Show each line from the records below in which the word "Home" occurs.

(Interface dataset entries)
────────────────────
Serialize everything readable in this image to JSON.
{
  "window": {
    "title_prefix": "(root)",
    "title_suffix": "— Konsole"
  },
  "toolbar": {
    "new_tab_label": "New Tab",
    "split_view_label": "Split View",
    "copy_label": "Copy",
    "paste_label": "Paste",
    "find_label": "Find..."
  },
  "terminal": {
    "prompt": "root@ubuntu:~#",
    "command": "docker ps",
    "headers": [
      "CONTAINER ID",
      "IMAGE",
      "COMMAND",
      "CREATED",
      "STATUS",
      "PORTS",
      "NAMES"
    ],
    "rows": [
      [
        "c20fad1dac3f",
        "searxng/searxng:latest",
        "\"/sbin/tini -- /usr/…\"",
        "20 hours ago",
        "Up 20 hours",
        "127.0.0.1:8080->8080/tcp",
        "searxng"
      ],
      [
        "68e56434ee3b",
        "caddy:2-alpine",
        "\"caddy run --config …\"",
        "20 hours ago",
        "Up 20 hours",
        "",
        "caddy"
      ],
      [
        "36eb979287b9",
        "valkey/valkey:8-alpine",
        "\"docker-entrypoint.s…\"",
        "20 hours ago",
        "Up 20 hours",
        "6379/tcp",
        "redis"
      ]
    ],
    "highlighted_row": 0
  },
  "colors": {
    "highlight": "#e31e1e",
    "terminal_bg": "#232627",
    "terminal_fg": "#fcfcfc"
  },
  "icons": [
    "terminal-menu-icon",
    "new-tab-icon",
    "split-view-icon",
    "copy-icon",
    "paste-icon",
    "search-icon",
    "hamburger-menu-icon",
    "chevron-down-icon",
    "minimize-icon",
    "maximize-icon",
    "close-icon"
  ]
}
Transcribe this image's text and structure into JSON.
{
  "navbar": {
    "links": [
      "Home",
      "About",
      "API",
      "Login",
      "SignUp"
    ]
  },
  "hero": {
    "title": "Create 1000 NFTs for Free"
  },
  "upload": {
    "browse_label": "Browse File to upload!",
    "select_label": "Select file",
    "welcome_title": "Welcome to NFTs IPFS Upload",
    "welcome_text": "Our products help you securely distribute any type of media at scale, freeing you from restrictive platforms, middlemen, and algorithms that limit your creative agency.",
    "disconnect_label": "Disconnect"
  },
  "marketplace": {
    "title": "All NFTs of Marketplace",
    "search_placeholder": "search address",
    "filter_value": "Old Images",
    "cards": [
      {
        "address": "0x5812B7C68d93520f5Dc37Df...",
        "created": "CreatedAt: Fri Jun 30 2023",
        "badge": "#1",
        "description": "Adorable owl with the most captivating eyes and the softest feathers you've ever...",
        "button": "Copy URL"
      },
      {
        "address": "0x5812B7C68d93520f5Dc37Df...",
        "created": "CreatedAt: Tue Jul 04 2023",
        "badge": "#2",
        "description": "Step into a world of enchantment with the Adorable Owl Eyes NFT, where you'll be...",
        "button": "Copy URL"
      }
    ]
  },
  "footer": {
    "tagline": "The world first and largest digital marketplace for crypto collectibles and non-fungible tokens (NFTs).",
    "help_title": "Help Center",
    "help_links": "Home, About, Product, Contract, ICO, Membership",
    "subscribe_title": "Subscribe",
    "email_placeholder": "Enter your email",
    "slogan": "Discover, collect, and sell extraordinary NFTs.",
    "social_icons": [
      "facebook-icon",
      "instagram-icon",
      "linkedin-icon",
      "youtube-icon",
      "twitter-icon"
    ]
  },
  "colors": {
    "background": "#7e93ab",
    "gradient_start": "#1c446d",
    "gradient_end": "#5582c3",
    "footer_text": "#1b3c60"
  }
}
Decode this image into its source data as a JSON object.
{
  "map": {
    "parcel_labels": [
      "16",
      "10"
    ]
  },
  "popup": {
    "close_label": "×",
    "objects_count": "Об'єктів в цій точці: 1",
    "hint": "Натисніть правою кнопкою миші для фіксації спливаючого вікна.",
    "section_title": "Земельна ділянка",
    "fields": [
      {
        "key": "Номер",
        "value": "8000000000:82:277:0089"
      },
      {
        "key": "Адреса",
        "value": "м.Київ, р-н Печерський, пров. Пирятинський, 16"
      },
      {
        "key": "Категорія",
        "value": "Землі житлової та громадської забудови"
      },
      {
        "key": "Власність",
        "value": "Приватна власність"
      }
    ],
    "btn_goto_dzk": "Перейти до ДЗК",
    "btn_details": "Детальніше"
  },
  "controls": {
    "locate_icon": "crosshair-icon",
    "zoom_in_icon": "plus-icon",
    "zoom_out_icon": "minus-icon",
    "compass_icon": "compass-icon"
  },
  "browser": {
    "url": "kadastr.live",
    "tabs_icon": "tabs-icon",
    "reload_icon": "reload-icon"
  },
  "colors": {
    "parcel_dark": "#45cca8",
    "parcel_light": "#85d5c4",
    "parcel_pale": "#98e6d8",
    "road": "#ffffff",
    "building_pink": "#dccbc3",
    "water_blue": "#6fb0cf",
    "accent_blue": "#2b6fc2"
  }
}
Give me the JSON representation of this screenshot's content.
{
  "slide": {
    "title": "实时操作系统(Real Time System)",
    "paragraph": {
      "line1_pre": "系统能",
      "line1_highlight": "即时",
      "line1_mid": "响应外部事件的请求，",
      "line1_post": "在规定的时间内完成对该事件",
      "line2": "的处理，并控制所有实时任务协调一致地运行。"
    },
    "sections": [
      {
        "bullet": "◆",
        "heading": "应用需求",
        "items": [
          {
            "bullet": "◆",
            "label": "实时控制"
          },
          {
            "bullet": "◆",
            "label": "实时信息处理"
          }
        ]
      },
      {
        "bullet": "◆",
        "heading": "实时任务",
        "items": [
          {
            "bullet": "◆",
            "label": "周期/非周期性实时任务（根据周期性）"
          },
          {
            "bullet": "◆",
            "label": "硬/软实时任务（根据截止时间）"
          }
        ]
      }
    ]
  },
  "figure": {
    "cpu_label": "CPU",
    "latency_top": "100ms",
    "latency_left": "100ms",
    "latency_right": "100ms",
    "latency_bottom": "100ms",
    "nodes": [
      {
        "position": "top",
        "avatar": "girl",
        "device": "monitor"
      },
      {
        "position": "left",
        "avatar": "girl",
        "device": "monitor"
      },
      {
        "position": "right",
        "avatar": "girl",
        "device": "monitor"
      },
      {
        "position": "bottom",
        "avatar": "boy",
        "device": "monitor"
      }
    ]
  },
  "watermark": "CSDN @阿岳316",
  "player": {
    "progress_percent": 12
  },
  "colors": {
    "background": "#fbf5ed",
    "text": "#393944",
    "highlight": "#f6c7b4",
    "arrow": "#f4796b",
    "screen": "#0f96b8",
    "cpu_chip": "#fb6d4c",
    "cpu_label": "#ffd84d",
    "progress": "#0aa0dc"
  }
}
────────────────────
- Response to this exercise
      "Home",
    "help_links": "Home, About, Product, Contract, ICO, Membership",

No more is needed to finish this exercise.